Thesis - Open Access
Master of Science (MS)
All soil constituents are formed form the disintegration of rocks with the exception of a small percent of organic matter. The soil is sometimes removed as fast as formed by the action of water and air. Streams of running water, tides and waves, or the moving of immense ice fields called glaciers are the most active agencies. The land formed by the deposition of the materials carried by glaciers is usually known as drift. A large portion of the soil of the northeastern prairies has been formed in this way. Particularly is this true of the land lying east of the Missouri River in our own state. An immense field of ice swept down from the tops of the hills of the Height of Land and filling up the intervening valleys which, today, covered by grasses, flowers and trees and dotted here and there by farm houses and villages, constitute the great wealth of our state. The land west of the Missouri River is however of a different origin. It belongs largely to the Tertiary period. The land of the Coteans in the northeastern part of our state are terminal moraines. The Gumbo flats along the Missouri River are of sedimentary origin.

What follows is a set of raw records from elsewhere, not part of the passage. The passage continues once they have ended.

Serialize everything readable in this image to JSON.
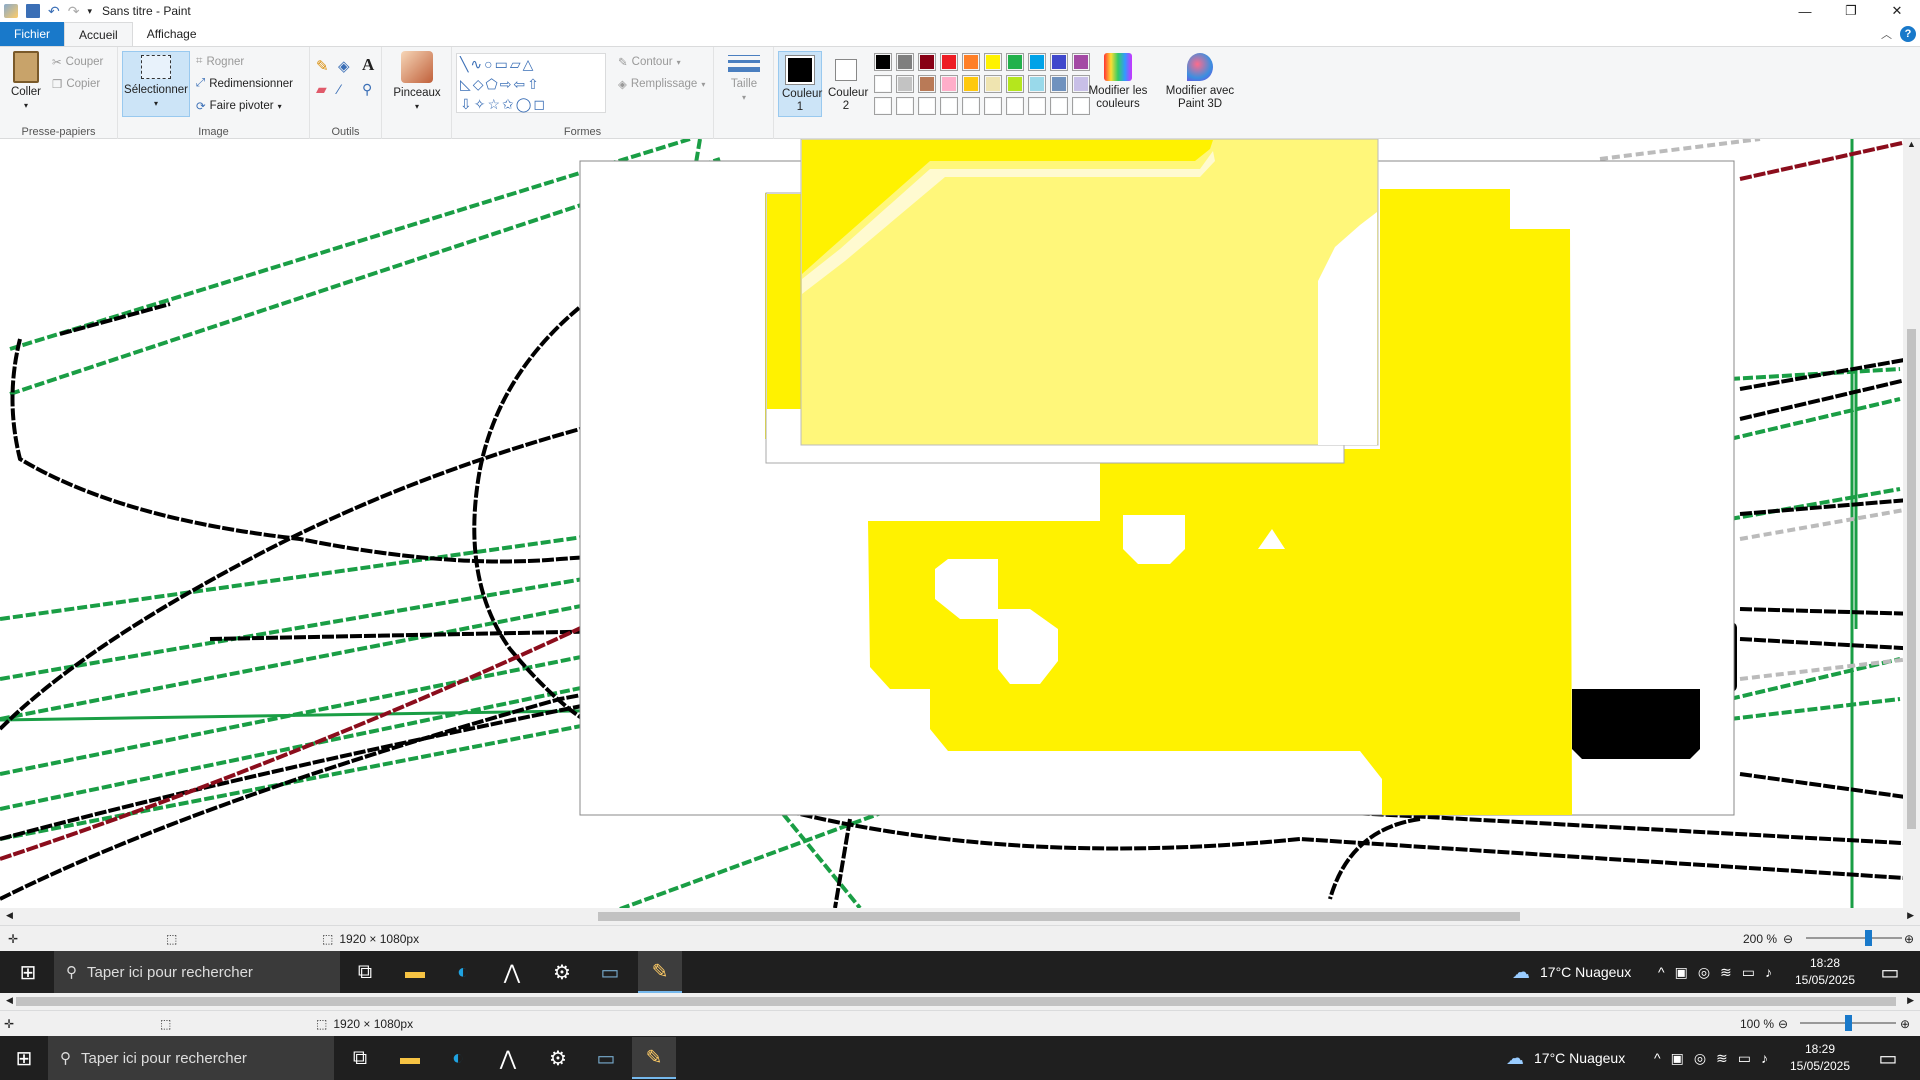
{
  "window": {
    "title": "Sans titre - Paint"
  },
  "tabs": {
    "file": "Fichier",
    "home": "Accueil",
    "view": "Affichage"
  },
  "clipboard": {
    "paste": "Coller",
    "cut": "Couper",
    "copy": "Copier",
    "label": "Presse-papiers"
  },
  "image": {
    "select": "Sélectionner",
    "crop": "Rogner",
    "resize": "Redimensionner",
    "rotate": "Faire pivoter",
    "label": "Image"
  },
  "tools": {
    "label": "Outils"
  },
  "brushes": {
    "label": "Pinceaux"
  },
  "shapes": {
    "outline": "Contour",
    "fill": "Remplissage",
    "label": "Formes"
  },
  "size": {
    "label": "Taille"
  },
  "colors": {
    "color1": "Couleur 1",
    "color2": "Couleur 2",
    "edit": "Modifier les couleurs",
    "paint3d": "Modifier avec Paint 3D",
    "color1_value": "#000000",
    "color2_value": "#ffffff",
    "palette_row1": [
      "#000000",
      "#7f7f7f",
      "#880015",
      "#ed1c24",
      "#ff7f27",
      "#fff200",
      "#22b14c",
      "#00a2e8",
      "#3f48cc",
      "#a349a4"
    ],
    "palette_row2": [
      "#ffffff",
      "#c3c3c3",
      "#b97a57",
      "#ffaec9",
      "#ffc90e",
      "#efe4b0",
      "#b5e61d",
      "#99d9ea",
      "#7092be",
      "#c8bfe7"
    ]
  },
  "status_inner": {
    "dimensions": "1920 × 1080px",
    "zoom": "200 %",
    "zoom_fraction": 0.66
  },
  "taskbar_inner": {
    "search": "Taper ici pour rechercher",
    "weather": "17°C  Nuageux",
    "time": "18:28",
    "date": "15/05/2025"
  },
  "status_outer": {
    "dimensions": "1920 × 1080px",
    "zoom": "100 %",
    "zoom_fraction": 0.5
  },
  "taskbar_outer": {
    "search": "Taper ici pour rechercher",
    "weather": "17°C  Nuageux",
    "time": "18:29",
    "date": "15/05/2025"
  }
}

Library of Congress Subject Headings
Soils -- South Dakota
Number of Pages
South Dakota State College
No Copyright - Non-Commercial Use Only
Knox, William H., "Thesis" (1898). Theses and Dissertations. 68.